Director, Computational Intelligence and Brain Computer Interface Lab
University of Technology Sydney, Australia
Brief Speaker Bio :

Chin‐Teng Lin received the B.S. degree from the National Chiao-Tung University (NCTU), Taiwan in 1986, and the Master and Ph.D. degree in electrical engineering from Purdue University, West Lafayette, Indiana, U.S.A. in 1989 and 1992, respectively. He is currently a Distinguished Professor, Co-Director of Australian AI Institute, and Director of CIBCI Lab, FEIT, UTS. He is also invited as the International Faculty of the University of California at San Diego (UCSD) from 2012 and Honorary Professorship of University of Nottingham from 2014.

Prof. Lin’s research focuses on machine-intelligent systems and brain computer interface, including algorithm development and system design. He has published over 390 journal papers (H-Index 78 based on Google Scholar), and is the co-author of Neural Fuzzy Systems (Prentice-Hall) and author of Neural Fuzzy Control Systems with Structure and Parameter Learning (World Scientific). Dr. Lin served as Editorin-Chief of IEEE Transactions on Fuzzy Systems from 2011 to 2016, and has served on the Board of Governors of IEEE Circuits and Systems Society, IEEE Systems, Man, and Cybernetics Society, and IEEE Computational Intelligence Society. Dr. Lin is an IEEE Fellow, and received the IEEE Fuzzy Pioneer Award in 2017

Title: AI‐Human Teaming via Brain Computer Interfacing

Summary: Human Machine Autonomous Systems (HMAS) are increasingly gaining attention. This is because future human-centric intelligent systems, such as autonomous vehicles will be able to make better decisions and perform tasks more accurately by exploiting both humans and machines. Employing machine agents to assist human operations in time-critical and mission-critical applications such as industry, manufacturing, agriculture, transportation and health is important and efficient. Nevertheless, reliable operations and interventions by humans are required to improve overall system performance. The physical and cultural evolution of humans and the corresponding development of computing technologies have resulted in the respective ability of humans and machines to subjectively and objectively judge situations and make decisions in dynamic and uncertain environments.

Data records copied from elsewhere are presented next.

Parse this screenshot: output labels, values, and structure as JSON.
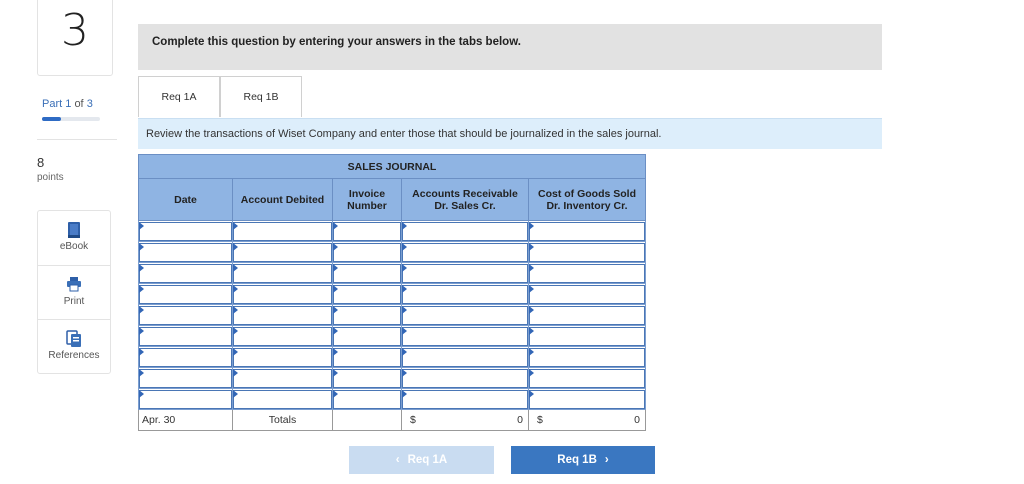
{
  "question": {
    "number": "3",
    "part_current": "1",
    "part_of": "of",
    "part_total": "3",
    "part_word": "Part",
    "progress_fraction": 0.33,
    "points_value": "8",
    "points_label": "points"
  },
  "tools": [
    {
      "label": "eBook",
      "icon": "book-icon"
    },
    {
      "label": "Print",
      "icon": "printer-icon"
    },
    {
      "label": "References",
      "icon": "references-icon"
    }
  ],
  "banner": {
    "text": "Complete this question by entering your answers in the tabs below."
  },
  "tabs": [
    {
      "label": "Req 1A"
    },
    {
      "label": "Req 1B"
    }
  ],
  "instructions": "Review the transactions of Wiset Company and enter those that should be journalized in the sales journal.",
  "journal": {
    "title": "SALES JOURNAL",
    "headers": {
      "date": "Date",
      "account": "Account Debited",
      "invoice_1": "Invoice",
      "invoice_2": "Number",
      "ar_1": "Accounts Receivable",
      "ar_2": "Dr. Sales Cr.",
      "cogs_1": "Cost of Goods Sold",
      "cogs_2": "Dr. Inventory Cr."
    },
    "entry_rows": 9,
    "totals": {
      "date": "Apr. 30",
      "label": "Totals",
      "ar_currency": "$",
      "ar_value": "0",
      "cogs_currency": "$",
      "cogs_value": "0"
    }
  },
  "nav": {
    "prev_label": "Req 1A",
    "next_label": "Req 1B",
    "prev_arrow": "‹",
    "next_arrow": "›"
  },
  "colors": {
    "accent": "#3a77c1",
    "header_bg": "#8fb4e3",
    "instructions_bg": "#ddeefb",
    "banner_bg": "#e2e2e2"
  }
}
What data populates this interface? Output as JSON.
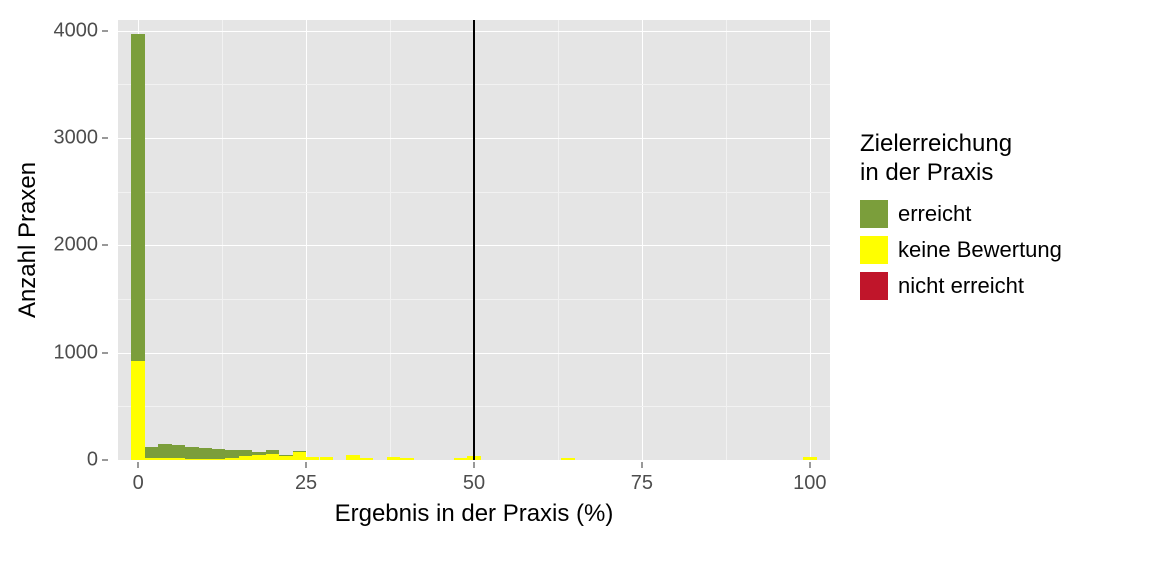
{
  "chart_data": {
    "type": "bar",
    "stacking": "stacked",
    "xlabel": "Ergebnis in der Praxis (%)",
    "ylabel": "Anzahl Praxen",
    "xlim": [
      -3,
      103
    ],
    "ylim": [
      0,
      4100
    ],
    "x_ticks": [
      0,
      25,
      50,
      75,
      100
    ],
    "y_ticks": [
      0,
      1000,
      2000,
      3000,
      4000
    ],
    "vline_x": 50,
    "bin_width": 2,
    "legend": {
      "title": "Zielerreichung\nin der Praxis",
      "items": [
        {
          "key": "erreicht",
          "label": "erreicht",
          "color": "#7b9e3b"
        },
        {
          "key": "keine",
          "label": "keine Bewertung",
          "color": "#ffff00"
        },
        {
          "key": "nicht",
          "label": "nicht erreicht",
          "color": "#c0152a"
        }
      ]
    },
    "bins": [
      {
        "x": 0,
        "erreicht": 3050,
        "keine": 920,
        "nicht": 0
      },
      {
        "x": 2,
        "erreicht": 100,
        "keine": 20,
        "nicht": 0
      },
      {
        "x": 4,
        "erreicht": 130,
        "keine": 15,
        "nicht": 0
      },
      {
        "x": 6,
        "erreicht": 125,
        "keine": 15,
        "nicht": 0
      },
      {
        "x": 8,
        "erreicht": 110,
        "keine": 12,
        "nicht": 0
      },
      {
        "x": 10,
        "erreicht": 105,
        "keine": 10,
        "nicht": 0
      },
      {
        "x": 12,
        "erreicht": 90,
        "keine": 12,
        "nicht": 0
      },
      {
        "x": 14,
        "erreicht": 80,
        "keine": 15,
        "nicht": 0
      },
      {
        "x": 16,
        "erreicht": 55,
        "keine": 35,
        "nicht": 0
      },
      {
        "x": 18,
        "erreicht": 30,
        "keine": 45,
        "nicht": 0
      },
      {
        "x": 20,
        "erreicht": 30,
        "keine": 60,
        "nicht": 0
      },
      {
        "x": 22,
        "erreicht": 10,
        "keine": 35,
        "nicht": 0
      },
      {
        "x": 24,
        "erreicht": 15,
        "keine": 70,
        "nicht": 0
      },
      {
        "x": 26,
        "erreicht": 0,
        "keine": 30,
        "nicht": 0
      },
      {
        "x": 28,
        "erreicht": 0,
        "keine": 25,
        "nicht": 0
      },
      {
        "x": 32,
        "erreicht": 0,
        "keine": 45,
        "nicht": 0
      },
      {
        "x": 34,
        "erreicht": 0,
        "keine": 15,
        "nicht": 0
      },
      {
        "x": 38,
        "erreicht": 0,
        "keine": 30,
        "nicht": 0
      },
      {
        "x": 40,
        "erreicht": 0,
        "keine": 15,
        "nicht": 0
      },
      {
        "x": 48,
        "erreicht": 0,
        "keine": 20,
        "nicht": 0
      },
      {
        "x": 50,
        "erreicht": 0,
        "keine": 35,
        "nicht": 0
      },
      {
        "x": 64,
        "erreicht": 0,
        "keine": 15,
        "nicht": 0
      },
      {
        "x": 100,
        "erreicht": 0,
        "keine": 30,
        "nicht": 0
      }
    ]
  }
}
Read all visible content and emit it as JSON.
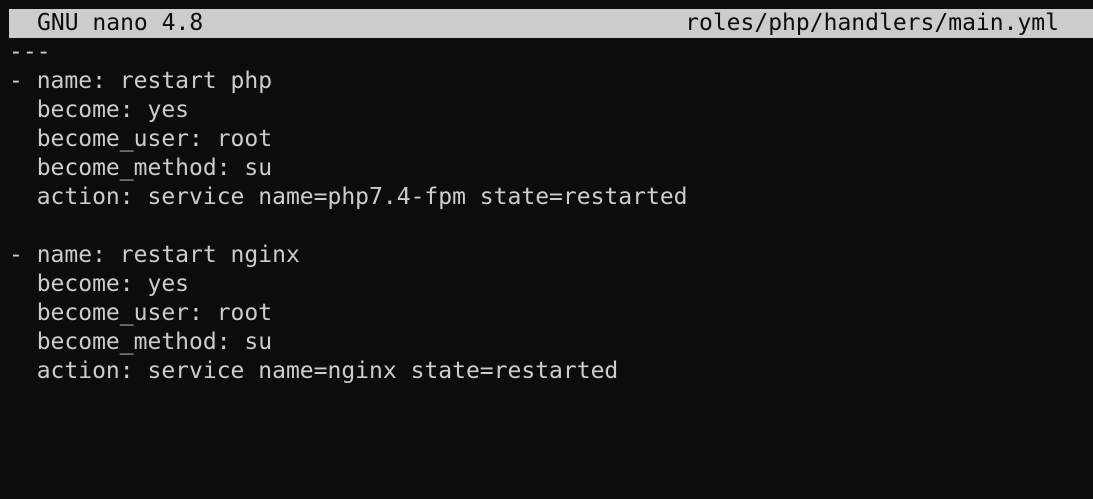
{
  "titlebar": {
    "app": "GNU nano 4.8",
    "file": "roles/php/handlers/main.yml"
  },
  "colors": {
    "background": "#0c0c0c",
    "foreground": "#cccccc",
    "titlebar_bg": "#cccccc",
    "titlebar_fg": "#0c0c0c"
  },
  "editor": {
    "lines": [
      "---",
      "- name: restart php",
      "  become: yes",
      "  become_user: root",
      "  become_method: su",
      "  action: service name=php7.4-fpm state=restarted",
      "",
      "- name: restart nginx",
      "  become: yes",
      "  become_user: root",
      "  become_method: su",
      "  action: service name=nginx state=restarted"
    ]
  }
}
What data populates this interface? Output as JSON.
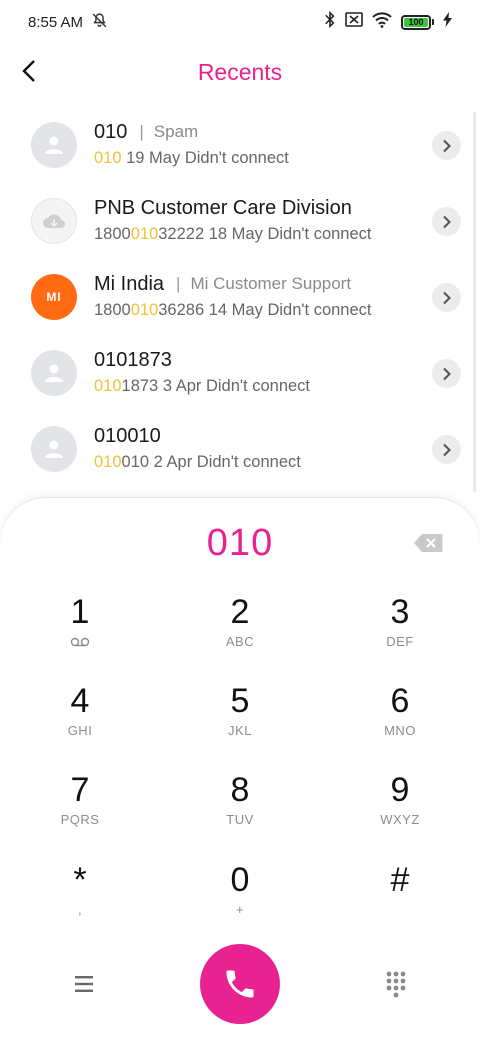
{
  "status_bar": {
    "time": "8:55 AM",
    "battery_level": "100",
    "battery_color": "#3cc43c",
    "icons": [
      "dnd-off-icon",
      "bluetooth-icon",
      "no-sim-icon",
      "wifi-icon",
      "battery-icon",
      "charging-icon"
    ]
  },
  "header": {
    "title": "Recents",
    "back_icon": "chevron-left-icon",
    "title_color": "#e8228f"
  },
  "recents": [
    {
      "name": "010",
      "tag": "Spam",
      "number_highlight": "010",
      "number_rest": "",
      "date": "19 May",
      "status": "Didn't connect",
      "avatar": "person-icon"
    },
    {
      "name": "PNB Customer Care Division",
      "tag": "",
      "number_prefix": "1800",
      "number_highlight": "010",
      "number_rest": "32222",
      "date": "18 May",
      "status": "Didn't connect",
      "avatar": "cloud-icon"
    },
    {
      "name": "Mi India",
      "tag": "Mi Customer Support",
      "number_prefix": "1800",
      "number_highlight": "010",
      "number_rest": "36286",
      "date": "14 May",
      "status": "Didn't connect",
      "avatar_text": "MI",
      "avatar_color": "#ff6a13"
    },
    {
      "name": "0101873",
      "tag": "",
      "number_highlight": "010",
      "number_rest": "1873",
      "date": "3 Apr",
      "status": "Didn't connect",
      "avatar": "person-icon"
    },
    {
      "name": "010010",
      "tag": "",
      "number_highlight": "010",
      "number_rest": "010",
      "date": "2 Apr",
      "status": "Didn't connect",
      "avatar": "person-icon"
    }
  ],
  "dialer": {
    "number": "010",
    "keys": [
      {
        "digit": "1",
        "letters": ""
      },
      {
        "digit": "2",
        "letters": "ABC"
      },
      {
        "digit": "3",
        "letters": "DEF"
      },
      {
        "digit": "4",
        "letters": "GHI"
      },
      {
        "digit": "5",
        "letters": "JKL"
      },
      {
        "digit": "6",
        "letters": "MNO"
      },
      {
        "digit": "7",
        "letters": "PQRS"
      },
      {
        "digit": "8",
        "letters": "TUV"
      },
      {
        "digit": "9",
        "letters": "WXYZ"
      },
      {
        "digit": "*",
        "letters": ","
      },
      {
        "digit": "0",
        "letters": "+"
      },
      {
        "digit": "#",
        "letters": ""
      }
    ],
    "accent": "#e8228f",
    "highlight_color": "#f1c232"
  }
}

Because of the different characteristics of humans and machines, there is a need for a general approach to analyse and fuse information from these distinct agents to assist HMAS in making collaborative decisions under various uncertainties and levels of mutual trust between human and machine agents. This talk will address an intelligent engine to adaptively fuse multiple trusts-based information from various agents in HMAS and introduce a general framework to facilitate human-machine interaction and enable better collaborative decisions in HMAS. A key component of this framework is the brain computer interface (BCI). BCI is widely considered a ‘disruptive technology’ for the next-generation humanmachine interface. BCI can help the machine to understand the cognitive states of the human such as action planning, intention, preference, perception, attention, situational awareness, and decision-making. This talk will also introduce the fundamental physiological changes of human cognitive functions in the interaction with autonomous machines and explain how to combine the bio-findings and AI techniques to develop monitoring and feedback systems to enhance the cooperation of human and autonomy.